Of course, no refined culinary journey would be complete without a touch of French cooking, and that’s where L’Etoile (letoilerio.com.br) comes in. Located at the 26th floor of Sheraton Grand Rio Hotel & Resort, this eatery offers an elevated look of Leblon. L’Etoile is helmed by respected French chef Jean Paul Bondoux, who hails from Burgundy but has called South America his home for more than 30 years, having also established two La Bourgogne restaurants in Uruguay and Argentina along with NoSo at W Hotel in Chile. At L’Etoile you can taste the finesse of traditional French cookery using locally-sourced produce and a dash of Brazilian influence.

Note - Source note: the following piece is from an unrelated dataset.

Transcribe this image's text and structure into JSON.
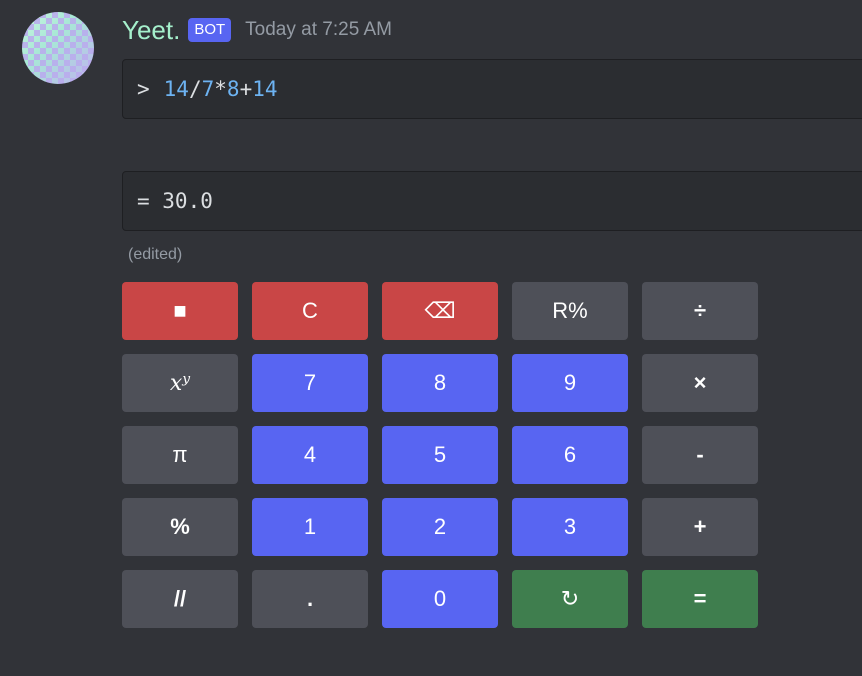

All that being said, don’t forget to take some time off your five-star accommodations to try the genuine essence of Rio’s culinary scene: The churrascaria (Brazilian steakhouse)! While almost every churrascaria are really good, let us make it simpler for you and suggest Porcão (porcao.com.br), a long-time favorite among locals and visitors alike. Porcão has a number of outlets all over Rio (some are currently under renovation), but the most recommended venue would be Porcão River’s at Infante Dom Henrique Avenue, Aterro do Flamengo. Here you can indulge in a carnivorous feast while enjoying the breathtaking view of the city and its natural surroundings. Like any churrascaria worth its salt, Porcão serves a smorgasbord of meat cuts prepared à la Brazilian barbeque along with a variety of fine wines and an eclectic buffet.

 

Vila-das-Pedras
The cheeky décor of Marius Degustare

 

Yet another haven of local tastes in Copacabana worth stopping by is Marius Degustare (marius.com.br), a joint that combines Brazilian cooking and Mediterranean cuisine in a quirky venue with cheeky décor. The interior design sees a plethora of nautical memorabilia and antique knickknacks. Put simply, Marius Degustare is more than just a restaurant; it is an installation in and on itself. Unsurprisingly for a venue of this caliber, reservations are highly recommended.

 

 

5/SHOP TILL YOU DROP

We’ve walked and gawked, wined and dined; so, a bit of shopping wouldn’t feel amiss, right? Well, in this case, Rio certainly doesn’t disappoint. Known as Rio’s take on Beverly Hills’ Rodeo Drive, Rua Garcia D’Ávila is the proud home of sophisticated designer furniture, fashion brands and jewelers, plenty of which bear familiar names like Louis Vuitton, Cartier and MontBlanc. A short distance away and just before Anibal de Mendonca Street you can find Rio’s very own Diamond Row, home to the Amsterdam Sauer Museum of Gems (amsterdamsauer.com.br) and jeweler H. Stern (hsterninrio.com), among others.

If you prefer to bring home something authentically Brazilian, then head on over to Pé de Boi (pedeboi.com.br) and take your pick from artisan handicrafts on display. There are high-quality woodwork and ceramic items, as well as Brazilian sculptures, tapestries and weavings. An art gallery where everything is for sale, Pé de Boi hopes to keep local artists stay true to their roots and traditions while bringing their creations to the attention of the world.

 

 

QUICK NOTES

1/Tipping is neither mandatory nor expected. If you do want to leave a tip, just round up your bill. Taxi drivers also do not expect tips.

2/While the city’s security has been beefed up, Rio has plenty of pickpockets. Try not to carry too much cash with you unless necessary.

3/For the same reason, keep your passport, jewelry, etc. in your hotel’s safe. This is a place to buy gold and diamonds, not to flaunt them.

4/Many cariocas (Rio natives) don’t speak English, so it pays to learn some basic words and phrases in Brazilian Portuguese before heading over.

5/Putting the tips of your thumb and index fingers together is commonly meant to sign okay. In Brazil, it’s an obscene gesture, so mind your hands.

 

 

Images Marius Degustare; Hotel Fasano; Belmond Copacabana Palace

 

 

Share:

Comments

Share This